### Assignment
Within the entries that follow, show each line where the word "Ctrl" occurs.

### Records supplied

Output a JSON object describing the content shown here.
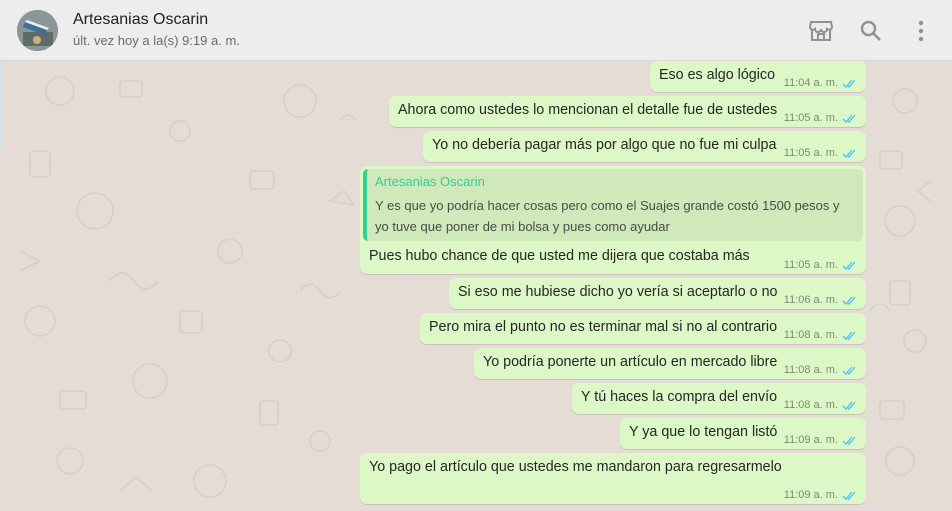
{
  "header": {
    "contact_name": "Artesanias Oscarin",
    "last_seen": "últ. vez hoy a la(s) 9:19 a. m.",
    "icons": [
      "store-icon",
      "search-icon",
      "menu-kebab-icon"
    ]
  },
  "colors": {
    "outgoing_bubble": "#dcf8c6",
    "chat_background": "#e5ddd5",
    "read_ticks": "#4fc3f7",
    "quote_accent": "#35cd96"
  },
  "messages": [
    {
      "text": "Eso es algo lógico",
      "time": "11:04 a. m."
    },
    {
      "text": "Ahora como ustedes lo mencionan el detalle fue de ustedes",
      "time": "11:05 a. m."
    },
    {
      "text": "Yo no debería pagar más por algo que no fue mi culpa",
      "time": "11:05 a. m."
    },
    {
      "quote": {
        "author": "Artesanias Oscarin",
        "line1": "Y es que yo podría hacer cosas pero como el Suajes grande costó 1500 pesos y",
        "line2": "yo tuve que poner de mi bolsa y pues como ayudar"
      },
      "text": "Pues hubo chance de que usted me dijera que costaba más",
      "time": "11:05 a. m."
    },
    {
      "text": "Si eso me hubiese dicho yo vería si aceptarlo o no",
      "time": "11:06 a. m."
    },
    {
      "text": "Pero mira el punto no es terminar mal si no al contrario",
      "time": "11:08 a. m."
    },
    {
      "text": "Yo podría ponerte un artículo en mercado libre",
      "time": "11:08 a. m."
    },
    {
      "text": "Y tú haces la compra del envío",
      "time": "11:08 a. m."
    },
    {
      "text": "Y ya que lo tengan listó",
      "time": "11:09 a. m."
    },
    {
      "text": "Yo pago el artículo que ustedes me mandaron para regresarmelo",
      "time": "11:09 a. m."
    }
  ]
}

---

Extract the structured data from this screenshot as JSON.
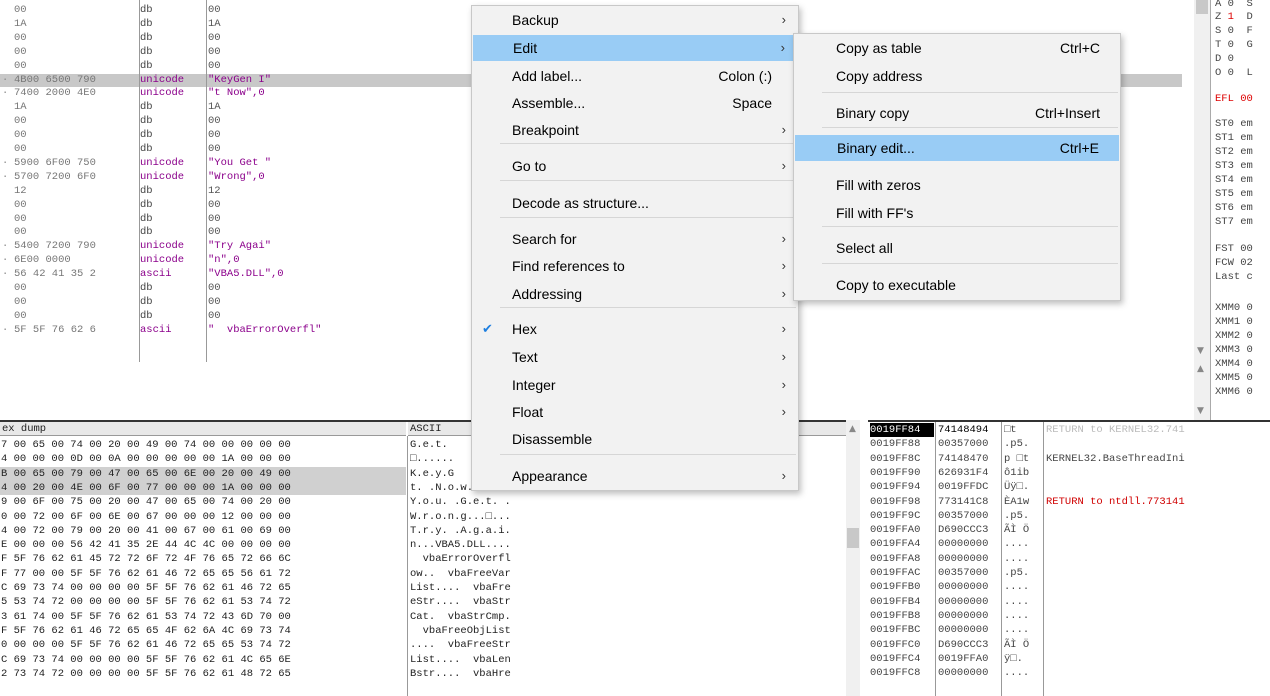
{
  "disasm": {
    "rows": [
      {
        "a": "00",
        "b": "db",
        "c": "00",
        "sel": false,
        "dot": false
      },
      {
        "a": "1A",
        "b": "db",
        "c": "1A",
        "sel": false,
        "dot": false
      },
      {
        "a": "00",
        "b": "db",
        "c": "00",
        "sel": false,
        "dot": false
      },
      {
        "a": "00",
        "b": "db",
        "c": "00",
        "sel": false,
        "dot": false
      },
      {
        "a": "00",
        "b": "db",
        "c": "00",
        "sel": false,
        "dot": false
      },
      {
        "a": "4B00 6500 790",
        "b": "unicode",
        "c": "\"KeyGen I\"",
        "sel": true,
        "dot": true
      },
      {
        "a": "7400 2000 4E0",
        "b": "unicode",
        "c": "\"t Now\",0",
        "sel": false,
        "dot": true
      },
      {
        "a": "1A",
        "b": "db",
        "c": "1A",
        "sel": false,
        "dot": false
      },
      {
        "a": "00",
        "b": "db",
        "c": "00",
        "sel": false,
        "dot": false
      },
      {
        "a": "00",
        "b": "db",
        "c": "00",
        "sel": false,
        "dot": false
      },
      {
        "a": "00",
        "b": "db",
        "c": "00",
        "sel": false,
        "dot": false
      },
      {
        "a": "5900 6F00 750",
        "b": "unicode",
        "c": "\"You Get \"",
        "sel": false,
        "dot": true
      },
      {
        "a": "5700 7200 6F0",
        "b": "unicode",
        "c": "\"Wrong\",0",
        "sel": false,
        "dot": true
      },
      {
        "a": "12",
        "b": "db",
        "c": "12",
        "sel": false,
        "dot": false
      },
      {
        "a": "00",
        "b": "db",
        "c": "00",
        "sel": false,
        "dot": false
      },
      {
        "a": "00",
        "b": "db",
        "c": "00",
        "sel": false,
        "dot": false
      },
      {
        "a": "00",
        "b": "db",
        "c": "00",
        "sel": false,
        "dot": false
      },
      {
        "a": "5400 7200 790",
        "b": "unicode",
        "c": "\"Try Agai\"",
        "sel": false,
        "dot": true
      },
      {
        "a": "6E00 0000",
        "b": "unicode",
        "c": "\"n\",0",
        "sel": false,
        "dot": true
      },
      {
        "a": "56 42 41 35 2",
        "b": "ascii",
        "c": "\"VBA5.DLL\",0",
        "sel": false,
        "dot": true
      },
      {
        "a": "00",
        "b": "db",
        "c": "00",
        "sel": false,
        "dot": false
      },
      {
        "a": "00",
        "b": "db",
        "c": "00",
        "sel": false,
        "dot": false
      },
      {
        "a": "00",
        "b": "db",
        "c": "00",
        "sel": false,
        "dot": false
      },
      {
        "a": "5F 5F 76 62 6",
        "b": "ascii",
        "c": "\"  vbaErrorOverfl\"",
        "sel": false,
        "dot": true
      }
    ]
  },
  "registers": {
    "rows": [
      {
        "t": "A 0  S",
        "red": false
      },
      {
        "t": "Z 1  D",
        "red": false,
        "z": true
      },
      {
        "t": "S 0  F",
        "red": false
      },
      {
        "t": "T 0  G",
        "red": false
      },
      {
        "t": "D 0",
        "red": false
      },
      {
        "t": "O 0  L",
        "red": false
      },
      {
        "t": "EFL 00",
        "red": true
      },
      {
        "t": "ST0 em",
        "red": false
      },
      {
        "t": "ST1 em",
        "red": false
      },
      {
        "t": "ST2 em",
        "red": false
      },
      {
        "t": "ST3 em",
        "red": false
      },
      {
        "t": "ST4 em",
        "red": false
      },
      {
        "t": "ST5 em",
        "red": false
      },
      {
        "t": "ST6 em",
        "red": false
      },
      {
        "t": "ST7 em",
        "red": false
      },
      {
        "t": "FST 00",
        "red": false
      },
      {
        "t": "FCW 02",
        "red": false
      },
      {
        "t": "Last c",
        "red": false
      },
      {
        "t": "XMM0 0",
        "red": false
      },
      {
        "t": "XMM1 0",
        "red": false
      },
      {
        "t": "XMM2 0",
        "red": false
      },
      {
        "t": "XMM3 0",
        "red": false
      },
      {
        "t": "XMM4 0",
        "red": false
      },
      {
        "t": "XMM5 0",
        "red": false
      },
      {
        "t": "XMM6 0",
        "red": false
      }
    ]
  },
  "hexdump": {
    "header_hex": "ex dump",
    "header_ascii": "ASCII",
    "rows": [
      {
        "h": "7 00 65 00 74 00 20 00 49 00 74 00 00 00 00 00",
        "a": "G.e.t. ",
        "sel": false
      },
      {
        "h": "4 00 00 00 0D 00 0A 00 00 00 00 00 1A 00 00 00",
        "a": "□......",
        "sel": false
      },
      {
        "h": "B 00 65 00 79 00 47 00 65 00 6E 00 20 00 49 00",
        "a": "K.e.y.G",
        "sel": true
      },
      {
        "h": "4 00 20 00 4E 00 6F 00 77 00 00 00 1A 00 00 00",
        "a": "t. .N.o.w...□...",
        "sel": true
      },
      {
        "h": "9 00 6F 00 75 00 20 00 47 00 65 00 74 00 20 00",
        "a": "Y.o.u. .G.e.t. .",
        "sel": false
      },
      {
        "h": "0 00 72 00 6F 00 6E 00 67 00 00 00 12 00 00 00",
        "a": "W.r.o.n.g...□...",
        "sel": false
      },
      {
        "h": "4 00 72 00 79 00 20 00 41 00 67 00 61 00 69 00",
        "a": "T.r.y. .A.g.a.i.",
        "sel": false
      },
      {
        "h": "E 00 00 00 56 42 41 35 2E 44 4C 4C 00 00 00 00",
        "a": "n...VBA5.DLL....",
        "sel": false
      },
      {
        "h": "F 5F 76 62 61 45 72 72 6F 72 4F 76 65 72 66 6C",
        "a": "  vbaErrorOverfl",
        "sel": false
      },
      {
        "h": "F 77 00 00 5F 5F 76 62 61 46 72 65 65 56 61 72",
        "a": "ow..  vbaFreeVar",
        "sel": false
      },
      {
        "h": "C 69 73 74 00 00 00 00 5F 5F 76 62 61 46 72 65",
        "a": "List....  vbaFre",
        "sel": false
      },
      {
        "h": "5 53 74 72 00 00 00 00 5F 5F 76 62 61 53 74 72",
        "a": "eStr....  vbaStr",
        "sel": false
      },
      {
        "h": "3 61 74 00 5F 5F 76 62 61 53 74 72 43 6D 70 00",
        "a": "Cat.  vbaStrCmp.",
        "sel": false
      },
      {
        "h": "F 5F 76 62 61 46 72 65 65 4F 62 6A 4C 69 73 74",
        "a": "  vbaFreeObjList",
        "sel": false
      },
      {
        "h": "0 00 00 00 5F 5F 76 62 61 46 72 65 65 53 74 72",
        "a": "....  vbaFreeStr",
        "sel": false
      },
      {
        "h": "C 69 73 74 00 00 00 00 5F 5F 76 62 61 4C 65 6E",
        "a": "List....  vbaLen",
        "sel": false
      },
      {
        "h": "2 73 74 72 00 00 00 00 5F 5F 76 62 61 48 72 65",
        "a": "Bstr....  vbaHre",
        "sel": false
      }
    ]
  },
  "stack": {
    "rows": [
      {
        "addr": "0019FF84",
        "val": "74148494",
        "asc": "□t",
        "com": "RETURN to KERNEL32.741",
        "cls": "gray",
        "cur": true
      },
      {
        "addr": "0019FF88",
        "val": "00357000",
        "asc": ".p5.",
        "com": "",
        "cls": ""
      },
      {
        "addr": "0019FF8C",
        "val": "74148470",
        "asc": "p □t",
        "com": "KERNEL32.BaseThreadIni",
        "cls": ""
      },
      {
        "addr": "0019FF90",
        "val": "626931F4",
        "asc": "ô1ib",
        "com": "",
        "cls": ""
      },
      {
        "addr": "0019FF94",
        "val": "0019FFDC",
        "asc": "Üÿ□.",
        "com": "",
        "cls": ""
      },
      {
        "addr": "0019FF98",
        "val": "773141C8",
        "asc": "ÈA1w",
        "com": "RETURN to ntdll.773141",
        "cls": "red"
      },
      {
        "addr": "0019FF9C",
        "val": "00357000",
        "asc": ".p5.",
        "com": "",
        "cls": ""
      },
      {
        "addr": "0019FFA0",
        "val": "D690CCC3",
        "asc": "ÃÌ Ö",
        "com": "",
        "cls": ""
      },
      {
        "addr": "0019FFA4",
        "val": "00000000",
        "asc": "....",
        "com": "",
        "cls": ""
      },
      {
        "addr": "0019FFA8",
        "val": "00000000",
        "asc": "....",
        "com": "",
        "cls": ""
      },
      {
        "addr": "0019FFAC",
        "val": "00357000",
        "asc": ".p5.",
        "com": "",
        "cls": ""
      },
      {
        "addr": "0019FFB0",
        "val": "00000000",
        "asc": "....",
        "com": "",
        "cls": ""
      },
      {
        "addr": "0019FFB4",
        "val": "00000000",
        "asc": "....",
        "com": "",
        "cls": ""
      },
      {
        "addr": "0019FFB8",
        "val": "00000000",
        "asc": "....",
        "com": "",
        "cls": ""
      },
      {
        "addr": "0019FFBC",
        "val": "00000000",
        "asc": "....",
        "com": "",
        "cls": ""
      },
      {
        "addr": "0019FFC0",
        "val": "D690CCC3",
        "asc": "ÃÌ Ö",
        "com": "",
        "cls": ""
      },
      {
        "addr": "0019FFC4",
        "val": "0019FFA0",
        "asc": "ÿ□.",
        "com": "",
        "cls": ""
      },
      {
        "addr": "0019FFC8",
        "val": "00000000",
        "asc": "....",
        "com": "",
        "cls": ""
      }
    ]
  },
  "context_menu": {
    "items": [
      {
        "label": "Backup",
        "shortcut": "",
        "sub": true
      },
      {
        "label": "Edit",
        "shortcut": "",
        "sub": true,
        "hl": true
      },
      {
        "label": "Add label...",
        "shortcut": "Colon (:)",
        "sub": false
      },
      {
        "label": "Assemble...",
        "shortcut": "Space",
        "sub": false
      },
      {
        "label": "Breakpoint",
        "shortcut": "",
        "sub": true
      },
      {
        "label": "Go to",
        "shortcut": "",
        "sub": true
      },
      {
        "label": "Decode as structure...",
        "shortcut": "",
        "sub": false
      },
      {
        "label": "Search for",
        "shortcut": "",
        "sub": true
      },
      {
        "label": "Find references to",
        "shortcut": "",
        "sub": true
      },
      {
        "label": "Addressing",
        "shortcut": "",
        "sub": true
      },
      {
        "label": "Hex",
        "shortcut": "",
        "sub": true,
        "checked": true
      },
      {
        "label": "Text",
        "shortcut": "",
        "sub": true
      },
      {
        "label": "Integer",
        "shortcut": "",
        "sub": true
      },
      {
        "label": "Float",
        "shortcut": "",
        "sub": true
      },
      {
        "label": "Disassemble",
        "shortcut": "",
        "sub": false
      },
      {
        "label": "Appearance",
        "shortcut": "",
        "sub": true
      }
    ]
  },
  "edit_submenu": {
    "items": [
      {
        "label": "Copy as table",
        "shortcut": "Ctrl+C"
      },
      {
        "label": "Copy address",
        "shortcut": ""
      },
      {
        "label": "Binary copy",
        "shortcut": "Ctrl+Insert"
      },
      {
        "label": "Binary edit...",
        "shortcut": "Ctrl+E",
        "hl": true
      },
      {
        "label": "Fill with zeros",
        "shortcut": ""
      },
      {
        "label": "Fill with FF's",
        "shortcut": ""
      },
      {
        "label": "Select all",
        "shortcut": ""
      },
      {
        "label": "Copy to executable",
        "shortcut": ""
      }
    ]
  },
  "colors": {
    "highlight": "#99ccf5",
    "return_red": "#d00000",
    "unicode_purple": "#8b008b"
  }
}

### Solution to this problem
        "shortcut": "Ctrl+C"
        "shortcut": "Ctrl+Insert"
        "shortcut": "Ctrl+E",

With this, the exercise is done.